The additional features on the top version of the new Golf compared to the Highline version of the Golf Mk6 are the new ambient lighting and chrome edging around the Volkswagen logo in the radiator grille. In addition to the features on the Golf Comfortline the specification includes, among others, the following: bespoke 17-inch alloy wheels, fog lights including cornering lights with chrome trim, dark red rear lights, sports seats in the front (with a central strip in Alcantara and fabric inner wings), chrome trim for the electric window switches, LED reading lights in the front and back, air conditioning, multifunction steering wheel, heated windscreen washer jets and front seats, plus xenon headlights including headlight washers.

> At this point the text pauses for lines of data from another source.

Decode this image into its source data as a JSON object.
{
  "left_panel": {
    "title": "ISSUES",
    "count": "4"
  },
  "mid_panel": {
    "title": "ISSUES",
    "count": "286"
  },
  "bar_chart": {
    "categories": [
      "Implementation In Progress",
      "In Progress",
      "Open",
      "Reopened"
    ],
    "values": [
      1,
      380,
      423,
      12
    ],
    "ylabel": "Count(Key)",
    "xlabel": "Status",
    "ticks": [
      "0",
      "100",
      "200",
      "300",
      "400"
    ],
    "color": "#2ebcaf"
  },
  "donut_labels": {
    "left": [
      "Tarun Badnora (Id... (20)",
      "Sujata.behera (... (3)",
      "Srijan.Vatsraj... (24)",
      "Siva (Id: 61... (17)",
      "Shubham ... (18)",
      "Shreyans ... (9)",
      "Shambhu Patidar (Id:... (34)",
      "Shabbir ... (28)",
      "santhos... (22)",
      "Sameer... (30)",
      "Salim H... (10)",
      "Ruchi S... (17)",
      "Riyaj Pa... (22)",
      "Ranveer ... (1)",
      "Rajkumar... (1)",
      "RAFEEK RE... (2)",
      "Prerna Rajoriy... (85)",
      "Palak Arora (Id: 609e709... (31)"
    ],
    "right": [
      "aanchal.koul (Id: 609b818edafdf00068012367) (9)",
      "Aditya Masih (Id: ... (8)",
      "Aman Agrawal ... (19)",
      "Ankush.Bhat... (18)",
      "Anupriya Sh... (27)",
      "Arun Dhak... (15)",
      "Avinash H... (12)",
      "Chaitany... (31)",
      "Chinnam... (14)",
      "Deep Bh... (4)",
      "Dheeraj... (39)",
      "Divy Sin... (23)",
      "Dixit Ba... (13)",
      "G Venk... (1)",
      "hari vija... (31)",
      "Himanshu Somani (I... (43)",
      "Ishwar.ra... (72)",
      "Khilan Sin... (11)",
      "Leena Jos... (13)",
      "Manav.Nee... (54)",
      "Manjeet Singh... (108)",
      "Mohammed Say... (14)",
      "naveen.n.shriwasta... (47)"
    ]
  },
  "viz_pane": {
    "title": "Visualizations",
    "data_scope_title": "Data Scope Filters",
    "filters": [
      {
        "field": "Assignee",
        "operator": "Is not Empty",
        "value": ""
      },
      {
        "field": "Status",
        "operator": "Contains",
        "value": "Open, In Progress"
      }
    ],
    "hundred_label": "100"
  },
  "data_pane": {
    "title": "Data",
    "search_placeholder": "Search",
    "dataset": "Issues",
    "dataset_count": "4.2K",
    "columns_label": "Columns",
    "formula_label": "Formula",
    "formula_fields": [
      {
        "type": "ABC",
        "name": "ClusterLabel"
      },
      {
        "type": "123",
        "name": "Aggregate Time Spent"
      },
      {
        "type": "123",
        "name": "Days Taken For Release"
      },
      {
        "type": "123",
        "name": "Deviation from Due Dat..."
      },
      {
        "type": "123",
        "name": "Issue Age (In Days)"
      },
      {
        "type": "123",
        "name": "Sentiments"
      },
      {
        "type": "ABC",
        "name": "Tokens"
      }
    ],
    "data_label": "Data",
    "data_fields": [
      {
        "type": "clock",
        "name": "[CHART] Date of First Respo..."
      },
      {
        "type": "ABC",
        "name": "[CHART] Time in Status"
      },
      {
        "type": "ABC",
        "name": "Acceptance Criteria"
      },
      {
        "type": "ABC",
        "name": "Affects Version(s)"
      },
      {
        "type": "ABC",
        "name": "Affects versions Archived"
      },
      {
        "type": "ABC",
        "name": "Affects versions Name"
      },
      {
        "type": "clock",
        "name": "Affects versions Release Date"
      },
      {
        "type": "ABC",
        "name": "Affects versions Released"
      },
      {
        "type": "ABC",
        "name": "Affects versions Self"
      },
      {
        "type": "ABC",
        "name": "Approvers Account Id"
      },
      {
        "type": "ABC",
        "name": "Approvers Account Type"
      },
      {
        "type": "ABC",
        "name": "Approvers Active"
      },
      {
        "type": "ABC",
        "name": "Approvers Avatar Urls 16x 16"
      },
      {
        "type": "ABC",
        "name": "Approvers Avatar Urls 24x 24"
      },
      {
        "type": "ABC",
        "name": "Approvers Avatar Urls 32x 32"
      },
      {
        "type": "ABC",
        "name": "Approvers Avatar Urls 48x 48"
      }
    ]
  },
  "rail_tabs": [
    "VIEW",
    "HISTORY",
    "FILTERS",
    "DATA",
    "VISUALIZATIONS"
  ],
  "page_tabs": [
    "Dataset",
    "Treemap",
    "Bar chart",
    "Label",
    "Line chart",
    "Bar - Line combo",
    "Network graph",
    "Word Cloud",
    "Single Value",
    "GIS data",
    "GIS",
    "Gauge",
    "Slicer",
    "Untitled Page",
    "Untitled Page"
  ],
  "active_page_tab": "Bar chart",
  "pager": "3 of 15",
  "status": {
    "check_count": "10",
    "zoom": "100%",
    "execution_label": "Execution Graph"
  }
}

TDI, TSI, DSG and Twincharger are registered trademarks of Volkswagen AG or other companies of the Volkswagen Group in Germany and other countries.
Equipment details and technical data apply to the model range sold in Germany. Details for other countries may vary. All fuel efficiency and emission figures given in this press release are forecasts as at August 2012.